(Website and app data records)
------------

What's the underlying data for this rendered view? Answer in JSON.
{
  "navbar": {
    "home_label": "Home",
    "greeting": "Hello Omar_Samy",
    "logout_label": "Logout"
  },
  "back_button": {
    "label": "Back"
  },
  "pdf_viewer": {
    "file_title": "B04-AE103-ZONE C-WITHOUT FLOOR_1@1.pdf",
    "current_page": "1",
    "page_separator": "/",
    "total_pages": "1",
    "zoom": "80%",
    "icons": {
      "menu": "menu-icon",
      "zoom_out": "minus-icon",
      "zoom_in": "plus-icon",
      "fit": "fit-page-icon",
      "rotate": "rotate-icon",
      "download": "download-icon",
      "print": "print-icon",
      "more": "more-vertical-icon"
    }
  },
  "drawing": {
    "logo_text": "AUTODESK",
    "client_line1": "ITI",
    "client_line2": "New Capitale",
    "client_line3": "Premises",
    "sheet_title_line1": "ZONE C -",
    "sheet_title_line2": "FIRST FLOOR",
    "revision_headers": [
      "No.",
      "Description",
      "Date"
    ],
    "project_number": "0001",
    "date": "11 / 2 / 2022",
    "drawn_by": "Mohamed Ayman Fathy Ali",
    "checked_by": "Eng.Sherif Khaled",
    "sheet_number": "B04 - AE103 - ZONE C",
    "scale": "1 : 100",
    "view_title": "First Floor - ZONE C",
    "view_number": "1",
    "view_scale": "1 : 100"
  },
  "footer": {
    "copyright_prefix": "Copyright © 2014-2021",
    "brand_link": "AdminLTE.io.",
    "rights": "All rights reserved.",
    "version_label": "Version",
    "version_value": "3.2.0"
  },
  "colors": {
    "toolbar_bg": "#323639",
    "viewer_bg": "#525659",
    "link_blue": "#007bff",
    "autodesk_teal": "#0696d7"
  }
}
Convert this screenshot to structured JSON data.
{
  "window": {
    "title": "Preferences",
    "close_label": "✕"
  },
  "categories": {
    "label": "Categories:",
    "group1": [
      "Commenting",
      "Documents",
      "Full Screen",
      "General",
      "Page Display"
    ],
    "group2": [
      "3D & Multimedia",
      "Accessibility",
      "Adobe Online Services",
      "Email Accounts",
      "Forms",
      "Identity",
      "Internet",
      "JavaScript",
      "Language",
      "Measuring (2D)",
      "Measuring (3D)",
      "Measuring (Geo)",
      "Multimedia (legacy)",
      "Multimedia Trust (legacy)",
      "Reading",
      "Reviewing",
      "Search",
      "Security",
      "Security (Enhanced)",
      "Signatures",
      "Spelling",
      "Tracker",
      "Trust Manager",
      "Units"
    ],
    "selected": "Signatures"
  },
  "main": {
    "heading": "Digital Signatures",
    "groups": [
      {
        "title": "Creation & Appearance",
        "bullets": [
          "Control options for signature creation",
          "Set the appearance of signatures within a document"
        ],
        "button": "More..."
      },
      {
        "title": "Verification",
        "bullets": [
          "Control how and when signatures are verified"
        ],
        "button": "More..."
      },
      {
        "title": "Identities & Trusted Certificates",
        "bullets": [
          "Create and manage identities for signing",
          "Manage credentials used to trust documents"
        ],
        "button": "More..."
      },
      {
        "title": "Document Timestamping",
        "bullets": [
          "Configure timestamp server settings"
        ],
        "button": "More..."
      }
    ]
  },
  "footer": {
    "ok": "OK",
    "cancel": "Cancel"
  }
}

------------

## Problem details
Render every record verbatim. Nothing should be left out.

## Response to the exercise
What's the underlying data for this rendered view? Answer in JSON.
{
  "navbar": {
    "home_label": "Home",
    "greeting": "Hello Omar_Samy",
    "logout_label": "Logout"
  },
  "back_button": {
    "label": "Back"
  },
  "pdf_viewer": {
    "file_title": "B04-AE103-ZONE C-WITHOUT FLOOR_1@1.pdf",
    "current_page": "1",
    "page_separator": "/",
    "total_pages": "1",
    "zoom": "80%",
    "icons": {
      "menu": "menu-icon",
      "zoom_out": "minus-icon",
      "zoom_in": "plus-icon",
      "fit": "fit-page-icon",
      "rotate": "rotate-icon",
      "download": "download-icon",
      "print": "print-icon",
      "more": "more-vertical-icon"
    }
  },
  "drawing": {
    "logo_text": "AUTODESK",
    "client_line1": "ITI",
    "client_line2": "New Capitale",
    "client_line3": "Premises",
    "sheet_title_line1": "ZONE C -",
    "sheet_title_line2": "FIRST FLOOR",
    "revision_headers": [
      "No.",
      "Description",
      "Date"
    ],
    "project_number": "0001",
    "date": "11 / 2 / 2022",
    "drawn_by": "Mohamed Ayman Fathy Ali",
    "checked_by": "Eng.Sherif Khaled",
    "sheet_number": "B04 - AE103 - ZONE C",
    "scale": "1 : 100",
    "view_title": "First Floor - ZONE C",
    "view_number": "1",
    "view_scale": "1 : 100"
  },
  "footer": {
    "copyright_prefix": "Copyright © 2014-2021",
    "brand_link": "AdminLTE.io.",
    "rights": "All rights reserved.",
    "version_label": "Version",
    "version_value": "3.2.0"
  },
  "colors": {
    "toolbar_bg": "#323639",
    "viewer_bg": "#525659",
    "link_blue": "#007bff",
    "autodesk_teal": "#0696d7"
  }
}
Convert this screenshot to structured JSON data.
{
  "window": {
    "title": "Preferences",
    "close_label": "✕"
  },
  "categories": {
    "label": "Categories:",
    "group1": [
      "Commenting",
      "Documents",
      "Full Screen",
      "General",
      "Page Display"
    ],
    "group2": [
      "3D & Multimedia",
      "Accessibility",
      "Adobe Online Services",
      "Email Accounts",
      "Forms",
      "Identity",
      "Internet",
      "JavaScript",
      "Language",
      "Measuring (2D)",
      "Measuring (3D)",
      "Measuring (Geo)",
      "Multimedia (legacy)",
      "Multimedia Trust (legacy)",
      "Reading",
      "Reviewing",
      "Search",
      "Security",
      "Security (Enhanced)",
      "Signatures",
      "Spelling",
      "Tracker",
      "Trust Manager",
      "Units"
    ],
    "selected": "Signatures"
  },
  "main": {
    "heading": "Digital Signatures",
    "groups": [
      {
        "title": "Creation & Appearance",
        "bullets": [
          "Control options for signature creation",
          "Set the appearance of signatures within a document"
        ],
        "button": "More..."
      },
      {
        "title": "Verification",
        "bullets": [
          "Control how and when signatures are verified"
        ],
        "button": "More..."
      },
      {
        "title": "Identities & Trusted Certificates",
        "bullets": [
          "Create and manage identities for signing",
          "Manage credentials used to trust documents"
        ],
        "button": "More..."
      },
      {
        "title": "Document Timestamping",
        "bullets": [
          "Configure timestamp server settings"
        ],
        "button": "More..."
      }
    ]
  },
  "footer": {
    "ok": "OK",
    "cancel": "Cancel"
  }
}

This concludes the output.